- Instructions to follow -
Look through the data below and work out how many lines contain the string "iNelson". Give the number alone.

[Website and app data records]

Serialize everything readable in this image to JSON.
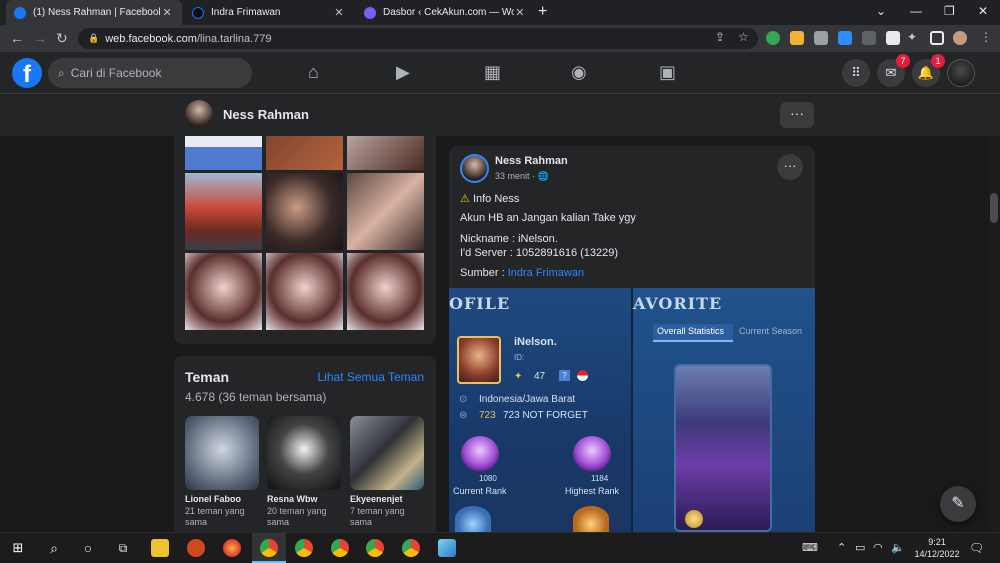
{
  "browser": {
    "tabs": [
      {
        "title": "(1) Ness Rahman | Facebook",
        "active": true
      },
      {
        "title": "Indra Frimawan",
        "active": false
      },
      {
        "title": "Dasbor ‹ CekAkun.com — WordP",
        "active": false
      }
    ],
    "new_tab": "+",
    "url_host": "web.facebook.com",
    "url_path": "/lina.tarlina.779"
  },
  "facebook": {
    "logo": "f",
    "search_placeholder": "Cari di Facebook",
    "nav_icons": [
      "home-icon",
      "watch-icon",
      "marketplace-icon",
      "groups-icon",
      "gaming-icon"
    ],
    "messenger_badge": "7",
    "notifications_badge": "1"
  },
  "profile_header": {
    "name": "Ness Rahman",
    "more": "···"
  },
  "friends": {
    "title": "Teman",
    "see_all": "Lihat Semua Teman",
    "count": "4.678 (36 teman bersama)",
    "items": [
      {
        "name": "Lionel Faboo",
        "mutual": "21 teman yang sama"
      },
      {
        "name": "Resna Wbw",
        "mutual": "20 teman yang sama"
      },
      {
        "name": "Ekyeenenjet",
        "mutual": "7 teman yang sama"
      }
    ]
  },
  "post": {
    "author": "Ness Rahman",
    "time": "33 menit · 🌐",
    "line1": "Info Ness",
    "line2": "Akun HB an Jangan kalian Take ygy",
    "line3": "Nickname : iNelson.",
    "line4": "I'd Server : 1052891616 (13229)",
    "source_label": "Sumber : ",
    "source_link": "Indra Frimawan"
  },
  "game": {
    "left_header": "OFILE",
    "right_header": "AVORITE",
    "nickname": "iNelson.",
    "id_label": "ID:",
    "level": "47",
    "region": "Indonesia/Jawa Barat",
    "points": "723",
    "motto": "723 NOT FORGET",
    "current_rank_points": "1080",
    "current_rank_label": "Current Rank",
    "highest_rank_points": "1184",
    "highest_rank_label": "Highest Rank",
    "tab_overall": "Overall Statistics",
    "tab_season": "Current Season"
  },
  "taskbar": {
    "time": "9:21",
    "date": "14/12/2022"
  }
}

- Response box -
2